He therefore called for stronger fiscal adjustments and management of capital inflows currently standing at over $60billion to mitigate the consequences of the debt trap. To overcome the debt vulnerability, Abebe, called for more economic diversification, improved trade and financial integration and support for private sector investments.

He also called Nigerian government to build its foreign exchange reserve buffers and allow more flexibility in the management of the foreign exchange market, as well as raise the level of its tax revenues.

Nigeria’s budget and planning minister, Senator Udo Udoma, who represented the Nigerian government did not have much to say on the Federal Government’s long term plans and activities to reverse the trend which IMF described as largely very appalling.
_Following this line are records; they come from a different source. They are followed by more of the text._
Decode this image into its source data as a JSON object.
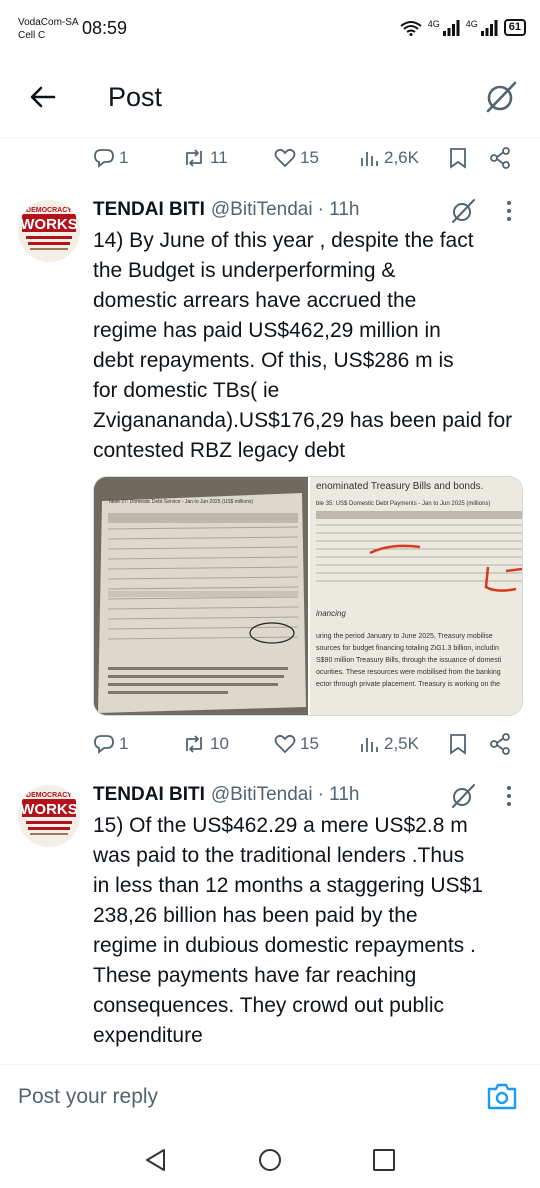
{
  "status_bar": {
    "carrier_line1": "VodaCom-SA",
    "carrier_line2": "Cell C",
    "time": "08:59",
    "net1": "4G",
    "net2": "4G",
    "battery": "61"
  },
  "header": {
    "title": "Post"
  },
  "top_actions": {
    "replies": "1",
    "reposts": "11",
    "likes": "15",
    "views": "2,6K"
  },
  "tweets": [
    {
      "name": "TENDAI BITI",
      "handle": "@BitiTendai",
      "time": "· 11h",
      "text": "14) By June of this year , despite the fact\nthe Budget is underperforming &\ndomestic arrears have accrued the\nregime has paid US$462,29 million in\ndebt repayments. Of this, US$286 m is\nfor domestic TBs( ie\nZviganananda).US$176,29 has been paid for\ncontested RBZ legacy debt",
      "actions": {
        "replies": "1",
        "reposts": "10",
        "likes": "15",
        "views": "2,5K"
      }
    },
    {
      "name": "TENDAI BITI",
      "handle": "@BitiTendai",
      "time": "· 11h",
      "text": "15) Of the US$462.29 a mere US$2.8 m\nwas paid to the traditional lenders .Thus\nin less than 12 months a staggering US$1\n238,26 billion has been paid by the\nregime in dubious domestic repayments .\nThese payments have far reaching\nconsequences. They crowd out public\nexpenditure"
    }
  ],
  "media": {
    "left_caption": "Table 27: Domestic Debt Service - Jan to Jun 2025 (US$ millions)",
    "right_heading": "enominated Treasury Bills and bonds.",
    "right_caption": "ble 35: US$ Domestic Debt Payments - Jan to Jun 2025 (millions)",
    "right_section": "inancing",
    "right_para": "uring the period January to June 2025, Treasury mobilise\nsources for budget financing totaling ZiG1.3 billion, includin\nS$90 million Treasury Bills, through the issuance of domesti\nocurities. These resources were mobilised from the banking\nector through private placement. Treasury is working on the"
  },
  "reply": {
    "placeholder": "Post your reply"
  },
  "colors": {
    "muted": "#536471",
    "text": "#0f1419",
    "accent": "#1d9bf0",
    "divider": "#eff3f4"
  }
}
In his response, Udoma said he was in agreement with the IMF verdict on the country’s economy, but blamed the poor performances on disruptive activities recorded in oil production in the Niger Delta and the incessant herdsmen-farmers clashes that distorted agricultural production in the northern part of the country.

“I agree with the IMF position on growth in Africa and Nigeria’s growth trajectory. Nigeria had projected 2.9 per cent, from 0.7 per cent last year, and we recorded 1.9 per cent. This was due to changes in oil production and the farmers-herdsmen clashes that disrupted farmers production in parts of the country.”

He said the country’s direction was fine particularly with the implementation of the Economic Recovery and Growth Plan (ERGP).

He said the country has also worked to reduce inflation from over 18 percent to about 11. 2 per cent, while the foreign exchange reserves have grown to over $45billion from about $26billion at the inception of the administration.

“In Nigeria’s ERGP, we target to create about 15 million jobs by 2020. We intend to achieve this principally through stimulating the private sector.

Our aim is to make Nigeria a more investment friendly place, a more attractive place for people to do business….”

We conducted sector specific labs, what we referred to as the ERGP Focus Labs, to bring potential investors and government officials together to seek to remove the bottlenecks and impediments impeding investment projects.

We identified over $22 billion of potential investments which could be unlocked, if we can remove some of these impediments,” Udoma said